Jesus acknowledged to the Pharisees that it is unlawful for an unsanctified person to eat of the showbread at the tabernacle of God. And it was true that, normally, only the priests were sanctified and ceremonially fit to eat it. But why did the High Priest ask David whether any of the men had lain with women in the last three days? Only one incident in the Bible connects three days of celibacy with ceremonial sanctification for non-priests. Ahimelech was going all the way back to the giving of the Ten Commandments at Mt. Sinai for a lawful way to be merciful to the hungry men. “So Moses went down from the mountain to the people and sanctified the people, and they washed their clothes. And he said to the people, ‘Be ready for the third day; do not come near your wives…’ And Moses brought the people out of the camp to meet with God, and they stood at the foot of the mountain” (Exodus 19:14–15, 17).
In this manner, God allowed the congregation to become ceremonially sanctified so that they could come before Him and hear the commandments spoken.
The High Priest did not tell David and his men that they could do something unlawful. He made a lawful ruling based on an ancient precedent set by God through Moses, and in doing so exercised mercy on the hungry—perhaps starving—men. This ruling allowed the men to eat, because they were ceremonially sanctified through their three-day abstinence. Even a priest had to be ceremonially sanctified to eat the showbread lawfully (although this sanctification was done differently). The High Priest could have easily taken the more restrictive view, but he understood that this would not have been the most righteous approach. Notice also that David seems immediately to recognize Ahimelech’s reference, so the possibility arises that the three days of abstinence ruling was an existing oral tradition of which David was aware.

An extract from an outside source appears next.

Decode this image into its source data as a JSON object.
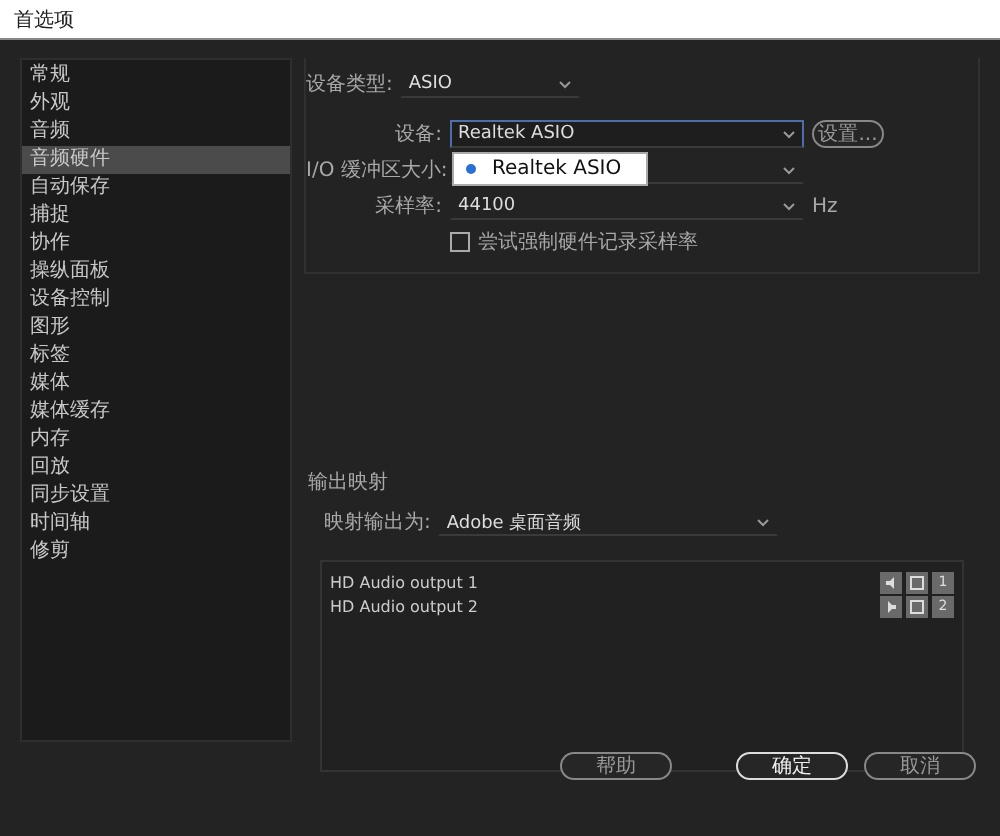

Under other circumstances the actions of David, his men and the High Priest would have been unlawful. But Jesus was pointing out that David’s actions were not unlawful in this case. Some say that Jesus justified His disciples’ breaking the law because He thought David broke the law, but in fact, Jesus mentioned the incident with the showbread because the actions of both David and the disciples were lawful and righteous.
In the parallel account given in Matthew 12, Jesus quoted Hosea 6:6 and said, “But if you had known what this means, ‘I desire mercy and not sacrifice,’ you would not have condemned the guiltless. For the Son of Man is Lord even of the Sabbath” (Matthew 12:7–8).
Jesus showed the Pharisees that their traditional interpretation of the Torah in this matter was incorrect, and for His ruling He cited David’s High Priest, who cited Moses, who quoted God. Since we know that Jesus is the God of the Old Testament, Jesus was, in effect, citing Himself. He is indeed “the Lord of the Sabbath,” and having made it for mankind, it is His right to interpret it for mankind. In doing so, He magnified and affirmed the Sabbath.